The minimum constraints that we ask you to provide with your job are given in the example above.
Many other constraints can also be provided with your job submission. However, by adding more constraints it may become more difficult to schedule and execute your job. See the Slurm manual (https://slurm.schedmd.com) for more information and please note that not all constraint options are implemented on Spider. In case you are in doubt then please contact our helpdesk.
5.5.2. Spider-specific constraints¶
In addition to the regular
sbatch constraints, we also have introduced a
number of Spider-specific constraints that are tailored to the hardware of our
compute nodes for the Spider platform.
These specific constraints need to be specified via constraint labels to
on job submission via the option
Here a comma separated list implies that all constraints in the list must be fulfilled before the job can be executed.
In terms of Spider-specific constraints, we support the following constraints to select specific hardware:
|SBATCH directive||Functionality||Worker Node|
As an example we provide below a bash shell script
hello_world.sh that executes a compiled C script called ‘hello’. In this script the #SBATCH line specifies that this script may only be executed on a node with 2 cpu-cores where the node must have a skylake cpu-architecture and ssd (solid state drive) local scratch disk space.
#!/bin/bash #SBATCH -c 2 --constraint=skylake,ssd echo "start hello script" /home/[USERNAME]/[path-to-script]/hello echo "end hello script"
From the command line interface the above script may be submitted to Slurm via:
Please note that not all combinations will be supported.

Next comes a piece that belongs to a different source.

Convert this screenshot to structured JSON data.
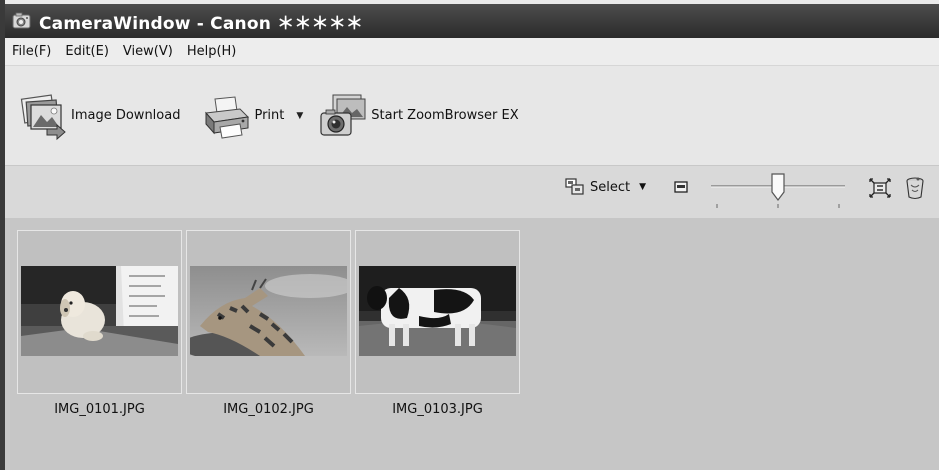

In case you submit a combination that is not available you will receive the following error message:
‘sbatch: error: Batch job submission failed: Requested node configuration is not available’
5.6. Querying compute usage¶
sreport are slurm tools that allows users to query their usage from the slurm database. The accounting tools
sreport are both documented on the Slurm documentation page.
These slurm queries result in a users total usage for a user. The sum of Raw CPU times / 3600 gives total core usage for the defined period. -d Produces delimited results for easier exporting / reporting
# look into the details of your usage by job sacct \ -X #sum\ -S2020-07-01 -E2020-07-30 \ --format=jobid,jobname,cputimeraw,user,alloccpus,state,partition,account,exitcode
#view the spexone project usage and your user's usage sreport \ -t second \ -T cpu cluster \ AccountUtilizationByUser \ Start="2020-07-01" \ End="2020-07-30"
Still need help? Contact our helpdesk